Wednesday 17 July 2013

Singing in Lithuanian? It's all Greek to me

My eye was caught recently by a headline in the Daily Mail: UK pupils of 8 forced to sing in Lithuanian [Thursday 11 July 2013]. Apparently parents have petitioned the Cambridgeshire primary school after their children came home in tears ‘because they were being forced to learn songs in Lithuanian and Polish.’ Naturally I thought of my own primary school days when I was forced to sing in Latin. I was forced to do a lot of other things too – run around a muddy field shivering in rugby shorts, learn large chunks of the catechism, eat liver and onions. When it came to classes, I was so mentally absent that most of what we studied might as well have been in Lithuanian.

In education, as in most things, I have liberal inclinations. I wouldn’t go as far as Summerhill School in Suffolk, founded in 1921 by A.S. Neil, where children are free to attend classes or not as they choose and where, in the words of their website, ‘you can play all day if you want to’.  For eight-year-olds some element of compulsion might be necessary, though I tend to be in favour, where possible, of inducing children to learn by making it interesting, rather than forcing them, whatever form that forcing may take. This may sound idealistic, but it’s an ideal based on experience, first as a disaffected pupil, irrationally resistant to fear-based forms of compulsion, and later as a teacher.

The Daily Mail takes a surprisingly progressive line on this Lithuanian singing question, seeming to support the rights of eight-year-olds to opt out of uncongenial school activities. The word ‘force’ seems somewhat strident, hysterical even, in this context. Had I refused to sing in Latin at the age of eight, play rugby, or eat liver and onions, I might have incurred the ultimate sanction of corporal punishment, which is now happily against the law.  

Over the centuries, children have been forced to sing in languages not their own, under threat of even greater penalties. No doubt some of my own Irish ancestors were forced to sing in English. I don’t know how education was conducted in Eastern Europe in the early years of the twentieth century, but I suppose it’s possible that my wife’s grandparents were forced to sing in Lithuanian and Polish (paternal and maternal respectively) rather than in the Yiddish of their homes. In this context, the Cambridgeshire children haven't much to complain about.

On the question of compulsion and how children are to be encouraged to tackle difficult tasks, the Mail story has nothing to say. Neither does it shed any light on the question of what, exactly, our children should be learning, though this is a question of topical concern in the light of Michael Gove’s radical shake-up of the National Curriculum. Since the British government decided to involve itself in setting the curriculum twenty-five years ago, modern languages have been argued over – from what age, to what level, by what means, and for what purpose should they be taught?

When I was a teacher in Wales, for a while there was debate over which language should be offered in addition to French, Spanish and Russian. Should it be German, the language of Goethe and our largest European competitor, or Welsh, the ancestral language of a sizeable proportion of our students?

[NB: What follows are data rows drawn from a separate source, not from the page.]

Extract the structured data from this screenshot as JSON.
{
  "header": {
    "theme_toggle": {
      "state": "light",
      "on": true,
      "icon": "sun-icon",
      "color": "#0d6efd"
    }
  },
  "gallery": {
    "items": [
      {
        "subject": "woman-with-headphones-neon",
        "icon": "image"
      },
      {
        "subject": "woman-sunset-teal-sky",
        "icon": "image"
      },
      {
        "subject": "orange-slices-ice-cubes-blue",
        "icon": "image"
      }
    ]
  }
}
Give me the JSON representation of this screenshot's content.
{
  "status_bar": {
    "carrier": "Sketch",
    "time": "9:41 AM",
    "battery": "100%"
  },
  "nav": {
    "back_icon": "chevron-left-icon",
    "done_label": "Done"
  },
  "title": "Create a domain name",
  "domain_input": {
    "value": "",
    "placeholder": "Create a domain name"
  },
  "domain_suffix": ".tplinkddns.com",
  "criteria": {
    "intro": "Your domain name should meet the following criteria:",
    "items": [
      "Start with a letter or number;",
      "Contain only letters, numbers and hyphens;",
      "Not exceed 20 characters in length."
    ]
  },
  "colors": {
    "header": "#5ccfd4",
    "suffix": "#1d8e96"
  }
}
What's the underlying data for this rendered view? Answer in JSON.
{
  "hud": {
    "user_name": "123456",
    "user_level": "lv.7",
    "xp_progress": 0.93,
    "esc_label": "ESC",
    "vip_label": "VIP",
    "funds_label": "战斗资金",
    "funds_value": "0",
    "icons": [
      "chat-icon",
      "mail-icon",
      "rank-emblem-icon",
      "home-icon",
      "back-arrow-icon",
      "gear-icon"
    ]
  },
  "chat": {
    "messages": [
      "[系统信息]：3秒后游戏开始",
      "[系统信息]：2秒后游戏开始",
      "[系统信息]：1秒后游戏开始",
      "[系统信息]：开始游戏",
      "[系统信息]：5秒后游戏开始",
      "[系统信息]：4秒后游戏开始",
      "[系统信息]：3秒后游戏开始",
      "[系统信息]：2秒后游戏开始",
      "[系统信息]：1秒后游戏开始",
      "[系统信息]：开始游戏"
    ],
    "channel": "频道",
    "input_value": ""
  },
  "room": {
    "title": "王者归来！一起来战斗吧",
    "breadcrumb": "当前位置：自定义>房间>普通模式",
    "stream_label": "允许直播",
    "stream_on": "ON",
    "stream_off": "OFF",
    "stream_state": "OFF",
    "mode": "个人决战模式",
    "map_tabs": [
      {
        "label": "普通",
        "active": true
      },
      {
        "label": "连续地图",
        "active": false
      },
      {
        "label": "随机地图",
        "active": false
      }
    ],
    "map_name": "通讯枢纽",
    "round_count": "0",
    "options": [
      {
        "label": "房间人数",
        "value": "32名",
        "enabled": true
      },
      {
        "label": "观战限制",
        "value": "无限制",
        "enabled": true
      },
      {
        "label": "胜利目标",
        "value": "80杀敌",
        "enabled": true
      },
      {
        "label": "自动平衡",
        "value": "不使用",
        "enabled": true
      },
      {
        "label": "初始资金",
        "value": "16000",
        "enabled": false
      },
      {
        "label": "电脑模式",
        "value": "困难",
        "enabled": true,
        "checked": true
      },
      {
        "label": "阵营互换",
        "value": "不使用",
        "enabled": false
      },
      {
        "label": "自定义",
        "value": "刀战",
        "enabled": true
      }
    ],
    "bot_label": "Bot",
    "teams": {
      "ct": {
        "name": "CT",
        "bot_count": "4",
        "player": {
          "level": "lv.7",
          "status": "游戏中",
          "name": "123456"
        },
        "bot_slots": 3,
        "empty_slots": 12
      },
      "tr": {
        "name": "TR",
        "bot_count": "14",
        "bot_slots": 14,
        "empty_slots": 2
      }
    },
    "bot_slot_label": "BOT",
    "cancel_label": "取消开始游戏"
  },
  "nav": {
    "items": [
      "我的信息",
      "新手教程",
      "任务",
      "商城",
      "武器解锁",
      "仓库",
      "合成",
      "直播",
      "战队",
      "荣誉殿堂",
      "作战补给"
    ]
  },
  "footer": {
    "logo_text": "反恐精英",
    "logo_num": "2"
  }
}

Ancient Greek was constantly under threat, mainly from the encroachments on the timetable of newer forms of learning, such as Information Technology. When I taught in California, French seemed to have higher status in the school than Spanish, though Spanish was clearly the more useful locally and internationally.  In such choices, utility confronts culture, and the meaning of culture itself is disputed.

Should we be learning the language of our ancestors, of our neighbours, of our trading partners, of our enemies, of our nannies and construction workers, or the ones with the best books? And if learning languages is principally about mental development, does the choice matter that much anyway?

The Mail isn’t really interested in any of these questions. As usual, it has smellier fish to fry. This is, of course, a story about immigration. As the article reports, ‘The area has a large population of East Europeans and a third of the school’s pupils are from migrant families’. As a comment on education it exhibits the same kind of thoughtless ignorance that David Cameron revealed when he casually sneered at Indian dance as a form of physical exercise.

In the end it’s just another jab at ‘political correctness’. That tired old phrase isn’t used in the report, but you never have to look far in the Mail to find it. It’s there on the same page, in fact, in a story about a ‘bonny baby contest’ in the Wiltshire town of Devizes that has been cancelled by the carnival organisers as ‘unfair to the children deemed less than bonny’. Political correctness gone mad!